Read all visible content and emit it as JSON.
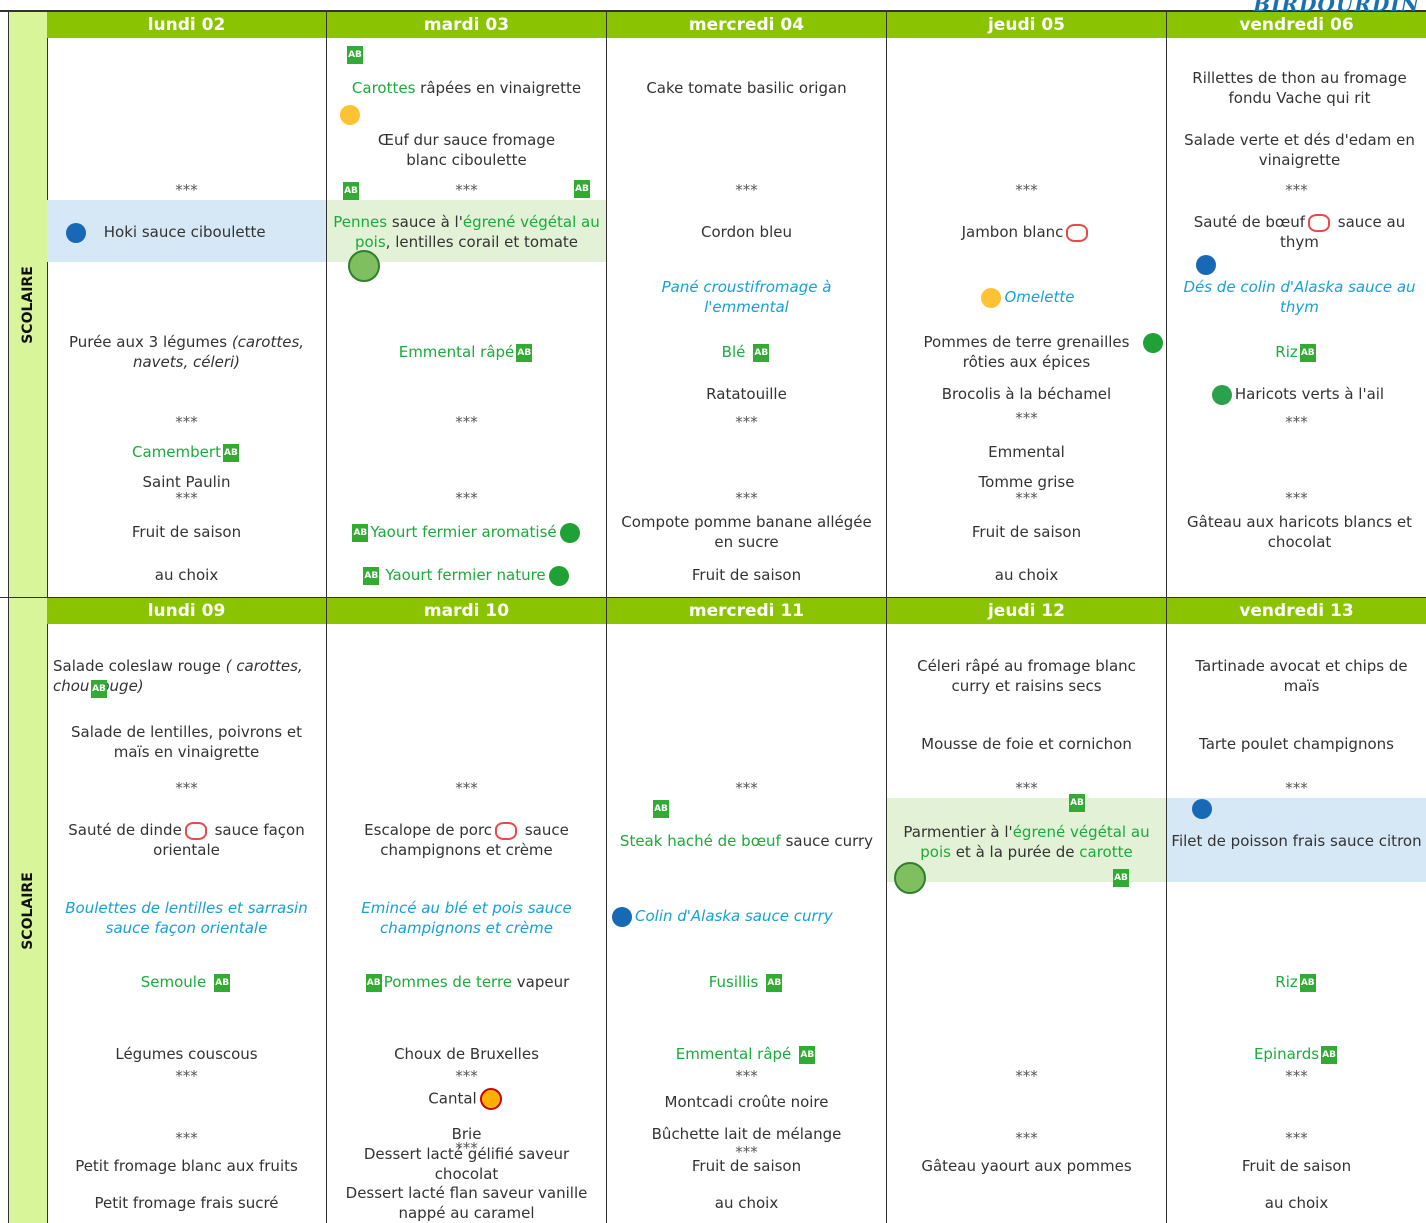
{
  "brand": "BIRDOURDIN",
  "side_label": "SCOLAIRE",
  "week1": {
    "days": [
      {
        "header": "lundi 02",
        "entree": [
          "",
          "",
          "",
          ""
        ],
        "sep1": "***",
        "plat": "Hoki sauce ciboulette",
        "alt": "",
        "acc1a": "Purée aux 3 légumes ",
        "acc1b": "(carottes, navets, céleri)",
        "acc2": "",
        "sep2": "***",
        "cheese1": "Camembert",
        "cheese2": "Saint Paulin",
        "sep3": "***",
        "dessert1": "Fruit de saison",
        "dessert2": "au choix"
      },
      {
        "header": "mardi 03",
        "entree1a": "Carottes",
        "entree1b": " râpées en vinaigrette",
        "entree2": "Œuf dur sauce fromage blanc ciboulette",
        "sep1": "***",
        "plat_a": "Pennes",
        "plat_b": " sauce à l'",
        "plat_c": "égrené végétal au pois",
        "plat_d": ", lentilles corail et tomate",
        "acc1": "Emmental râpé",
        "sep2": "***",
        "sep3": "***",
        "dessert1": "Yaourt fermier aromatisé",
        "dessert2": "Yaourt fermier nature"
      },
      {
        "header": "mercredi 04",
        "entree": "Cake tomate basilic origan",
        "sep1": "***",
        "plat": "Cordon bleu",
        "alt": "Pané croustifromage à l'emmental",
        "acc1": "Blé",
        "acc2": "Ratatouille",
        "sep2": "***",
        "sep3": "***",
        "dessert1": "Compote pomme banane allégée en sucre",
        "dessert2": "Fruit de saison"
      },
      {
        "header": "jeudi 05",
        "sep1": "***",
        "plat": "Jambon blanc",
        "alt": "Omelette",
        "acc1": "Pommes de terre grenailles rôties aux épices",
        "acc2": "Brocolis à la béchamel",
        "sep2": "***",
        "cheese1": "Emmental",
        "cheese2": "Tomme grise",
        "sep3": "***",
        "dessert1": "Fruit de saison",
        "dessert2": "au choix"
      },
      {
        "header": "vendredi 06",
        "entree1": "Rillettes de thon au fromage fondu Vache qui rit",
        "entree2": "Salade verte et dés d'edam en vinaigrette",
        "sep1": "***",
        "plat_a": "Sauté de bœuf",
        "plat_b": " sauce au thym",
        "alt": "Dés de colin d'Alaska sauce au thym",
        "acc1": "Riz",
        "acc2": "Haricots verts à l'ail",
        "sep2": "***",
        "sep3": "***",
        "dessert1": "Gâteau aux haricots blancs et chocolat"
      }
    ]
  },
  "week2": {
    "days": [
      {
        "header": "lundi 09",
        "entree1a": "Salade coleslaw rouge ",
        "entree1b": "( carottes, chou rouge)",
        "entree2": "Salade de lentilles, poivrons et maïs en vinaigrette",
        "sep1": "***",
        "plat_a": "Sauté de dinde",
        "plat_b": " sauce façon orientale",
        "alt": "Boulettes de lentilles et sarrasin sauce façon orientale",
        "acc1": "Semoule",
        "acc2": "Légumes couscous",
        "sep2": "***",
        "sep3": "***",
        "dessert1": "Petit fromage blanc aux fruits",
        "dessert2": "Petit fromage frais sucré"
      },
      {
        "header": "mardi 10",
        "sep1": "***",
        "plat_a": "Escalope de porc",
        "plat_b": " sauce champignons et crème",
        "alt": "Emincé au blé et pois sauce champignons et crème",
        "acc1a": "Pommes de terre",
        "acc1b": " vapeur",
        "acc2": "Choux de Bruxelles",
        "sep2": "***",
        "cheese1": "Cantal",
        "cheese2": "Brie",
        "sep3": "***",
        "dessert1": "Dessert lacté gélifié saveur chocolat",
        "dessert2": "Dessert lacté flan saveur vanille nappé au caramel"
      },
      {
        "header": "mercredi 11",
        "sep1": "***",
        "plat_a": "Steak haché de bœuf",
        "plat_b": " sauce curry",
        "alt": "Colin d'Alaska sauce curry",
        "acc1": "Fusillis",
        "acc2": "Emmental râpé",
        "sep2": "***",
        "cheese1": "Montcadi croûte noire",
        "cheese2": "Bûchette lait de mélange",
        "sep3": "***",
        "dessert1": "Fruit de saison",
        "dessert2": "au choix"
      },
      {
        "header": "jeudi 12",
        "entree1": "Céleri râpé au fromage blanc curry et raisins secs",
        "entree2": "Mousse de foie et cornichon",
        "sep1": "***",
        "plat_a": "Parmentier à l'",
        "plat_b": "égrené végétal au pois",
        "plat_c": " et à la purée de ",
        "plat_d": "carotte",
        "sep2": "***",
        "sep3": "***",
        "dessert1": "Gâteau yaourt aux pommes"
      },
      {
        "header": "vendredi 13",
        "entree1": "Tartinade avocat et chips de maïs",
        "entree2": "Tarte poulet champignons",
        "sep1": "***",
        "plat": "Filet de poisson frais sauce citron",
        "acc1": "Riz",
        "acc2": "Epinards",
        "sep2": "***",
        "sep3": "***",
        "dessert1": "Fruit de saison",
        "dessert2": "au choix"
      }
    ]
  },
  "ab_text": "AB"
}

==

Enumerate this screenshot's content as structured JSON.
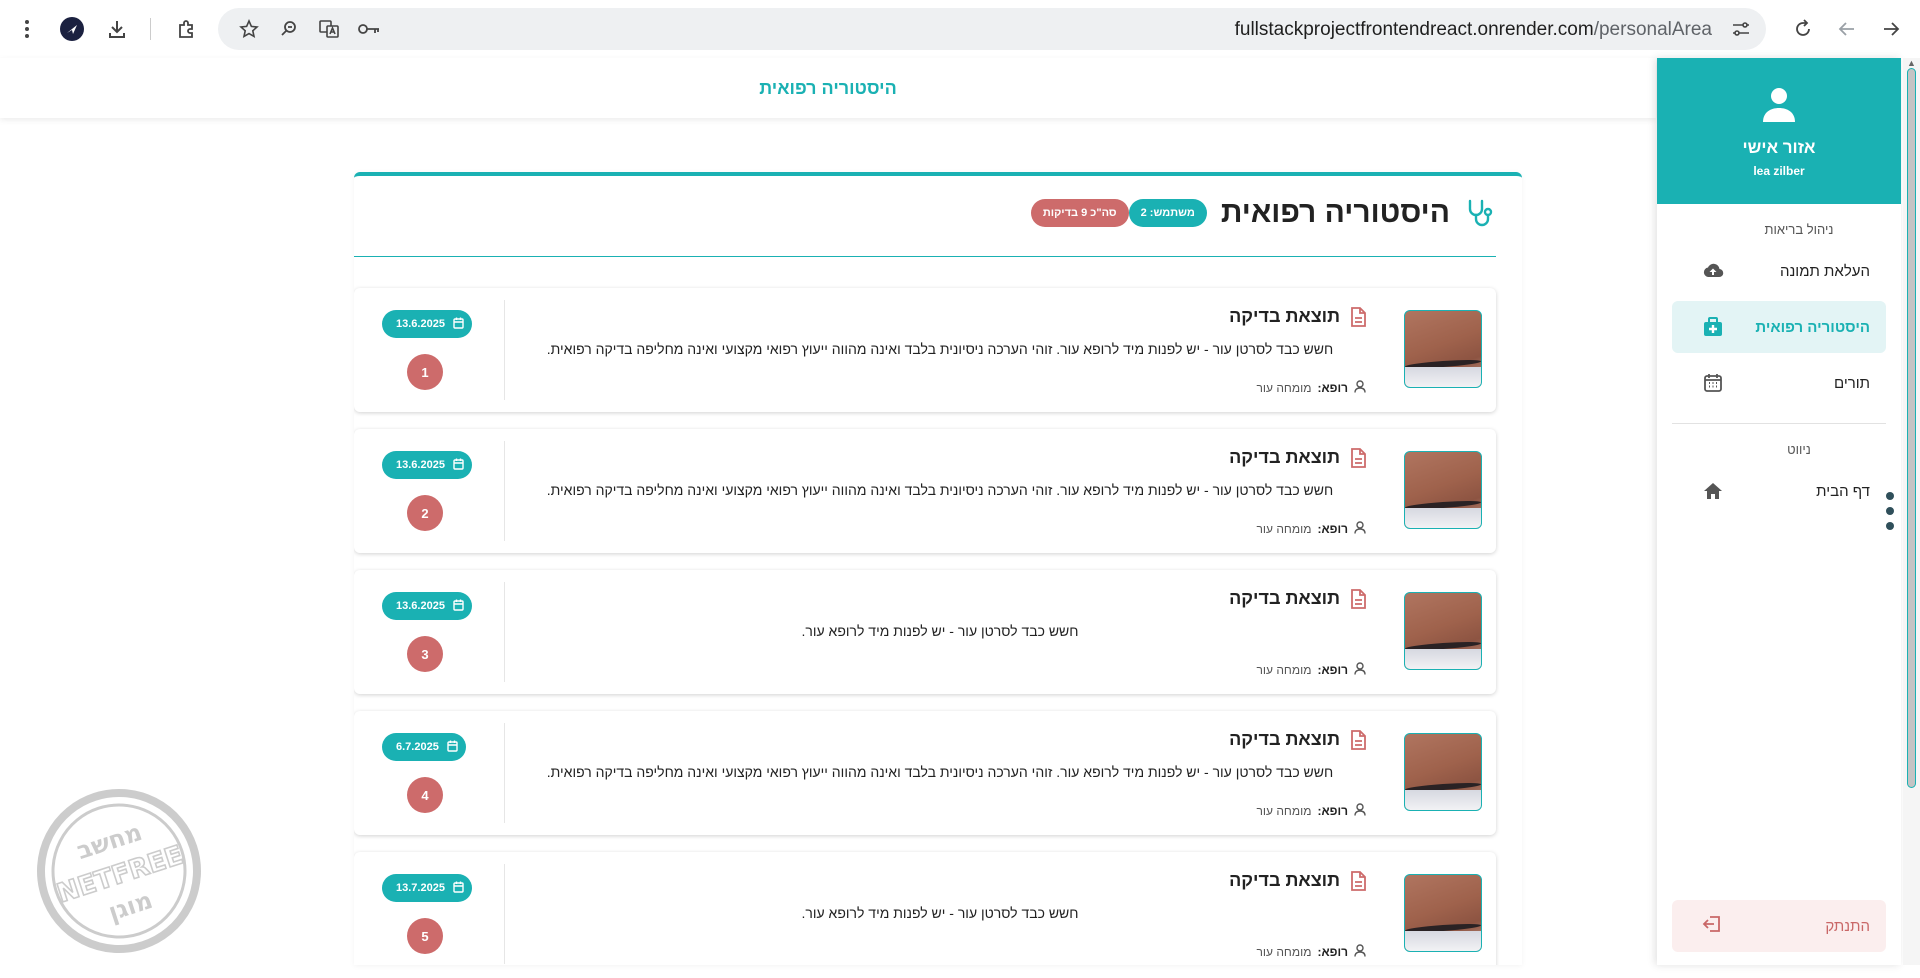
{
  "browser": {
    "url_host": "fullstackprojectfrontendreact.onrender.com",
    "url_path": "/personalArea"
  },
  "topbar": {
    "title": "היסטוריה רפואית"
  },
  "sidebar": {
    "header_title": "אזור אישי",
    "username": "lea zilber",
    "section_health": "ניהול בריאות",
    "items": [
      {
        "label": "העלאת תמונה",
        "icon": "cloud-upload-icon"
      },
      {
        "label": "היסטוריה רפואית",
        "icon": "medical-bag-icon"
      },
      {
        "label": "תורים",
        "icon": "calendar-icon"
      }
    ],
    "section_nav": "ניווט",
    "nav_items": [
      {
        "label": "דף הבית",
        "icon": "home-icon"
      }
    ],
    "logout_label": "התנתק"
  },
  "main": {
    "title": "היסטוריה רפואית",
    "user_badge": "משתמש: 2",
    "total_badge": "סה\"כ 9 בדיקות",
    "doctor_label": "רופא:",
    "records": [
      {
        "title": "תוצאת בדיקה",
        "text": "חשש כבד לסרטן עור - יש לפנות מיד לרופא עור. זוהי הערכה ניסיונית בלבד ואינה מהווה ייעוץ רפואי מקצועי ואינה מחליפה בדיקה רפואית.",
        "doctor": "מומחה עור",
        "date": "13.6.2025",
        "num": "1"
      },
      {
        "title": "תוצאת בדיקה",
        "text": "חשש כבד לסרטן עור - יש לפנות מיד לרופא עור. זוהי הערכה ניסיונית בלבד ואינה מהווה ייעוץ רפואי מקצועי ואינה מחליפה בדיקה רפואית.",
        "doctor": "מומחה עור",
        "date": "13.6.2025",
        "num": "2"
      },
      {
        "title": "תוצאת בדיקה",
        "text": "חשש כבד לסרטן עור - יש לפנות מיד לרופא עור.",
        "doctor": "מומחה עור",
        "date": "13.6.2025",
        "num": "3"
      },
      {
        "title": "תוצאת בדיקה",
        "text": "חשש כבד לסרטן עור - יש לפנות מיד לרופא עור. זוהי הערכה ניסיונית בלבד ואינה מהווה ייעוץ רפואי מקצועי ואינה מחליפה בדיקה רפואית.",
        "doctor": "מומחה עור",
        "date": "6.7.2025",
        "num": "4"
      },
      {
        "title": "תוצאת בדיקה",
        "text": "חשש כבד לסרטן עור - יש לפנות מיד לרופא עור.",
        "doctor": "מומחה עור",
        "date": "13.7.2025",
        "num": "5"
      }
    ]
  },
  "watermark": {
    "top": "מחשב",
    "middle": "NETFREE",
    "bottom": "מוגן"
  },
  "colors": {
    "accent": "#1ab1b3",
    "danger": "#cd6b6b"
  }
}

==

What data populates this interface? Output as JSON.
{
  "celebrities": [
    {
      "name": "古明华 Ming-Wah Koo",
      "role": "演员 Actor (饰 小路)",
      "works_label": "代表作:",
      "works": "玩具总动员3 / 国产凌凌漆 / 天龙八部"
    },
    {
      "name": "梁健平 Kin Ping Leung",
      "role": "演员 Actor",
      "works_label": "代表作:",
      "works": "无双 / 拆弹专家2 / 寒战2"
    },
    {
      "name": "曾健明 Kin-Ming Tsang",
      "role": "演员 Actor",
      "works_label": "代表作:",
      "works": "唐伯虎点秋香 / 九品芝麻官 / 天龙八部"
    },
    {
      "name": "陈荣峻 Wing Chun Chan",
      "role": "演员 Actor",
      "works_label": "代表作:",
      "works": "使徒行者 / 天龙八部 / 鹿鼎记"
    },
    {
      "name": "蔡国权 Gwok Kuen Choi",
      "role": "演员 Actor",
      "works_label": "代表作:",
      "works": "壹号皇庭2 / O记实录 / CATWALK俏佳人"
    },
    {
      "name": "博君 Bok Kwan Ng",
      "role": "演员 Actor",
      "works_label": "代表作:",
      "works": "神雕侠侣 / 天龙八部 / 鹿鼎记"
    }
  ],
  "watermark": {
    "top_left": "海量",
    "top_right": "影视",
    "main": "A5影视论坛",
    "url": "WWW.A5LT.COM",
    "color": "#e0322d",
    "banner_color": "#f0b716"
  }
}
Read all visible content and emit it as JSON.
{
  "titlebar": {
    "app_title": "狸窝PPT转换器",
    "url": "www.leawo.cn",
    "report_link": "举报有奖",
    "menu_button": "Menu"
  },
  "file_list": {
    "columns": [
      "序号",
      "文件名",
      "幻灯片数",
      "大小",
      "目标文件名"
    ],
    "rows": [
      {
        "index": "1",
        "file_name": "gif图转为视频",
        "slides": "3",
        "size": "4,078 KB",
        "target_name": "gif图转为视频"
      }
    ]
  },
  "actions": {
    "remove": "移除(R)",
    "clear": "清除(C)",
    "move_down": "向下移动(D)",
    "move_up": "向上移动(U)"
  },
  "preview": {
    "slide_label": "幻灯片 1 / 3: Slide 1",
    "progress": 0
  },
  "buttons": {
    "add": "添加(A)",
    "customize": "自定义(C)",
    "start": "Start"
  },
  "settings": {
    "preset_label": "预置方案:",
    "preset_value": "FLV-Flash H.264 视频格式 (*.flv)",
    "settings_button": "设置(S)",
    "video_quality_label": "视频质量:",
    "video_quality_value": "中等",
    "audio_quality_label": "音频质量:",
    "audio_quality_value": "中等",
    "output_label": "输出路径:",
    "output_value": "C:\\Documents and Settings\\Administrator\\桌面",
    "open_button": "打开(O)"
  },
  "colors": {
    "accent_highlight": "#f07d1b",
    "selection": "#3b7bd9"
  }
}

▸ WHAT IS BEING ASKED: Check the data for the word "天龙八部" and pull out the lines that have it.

▸ RESULT FOR THIS TASK:
      "works": "玩具总动员3 / 国产凌凌漆 / 天龙八部"
      "works": "唐伯虎点秋香 / 九品芝麻官 / 天龙八部"
      "works": "使徒行者 / 天龙八部 / 鹿鼎记"
      "works": "神雕侠侣 / 天龙八部 / 鹿鼎记"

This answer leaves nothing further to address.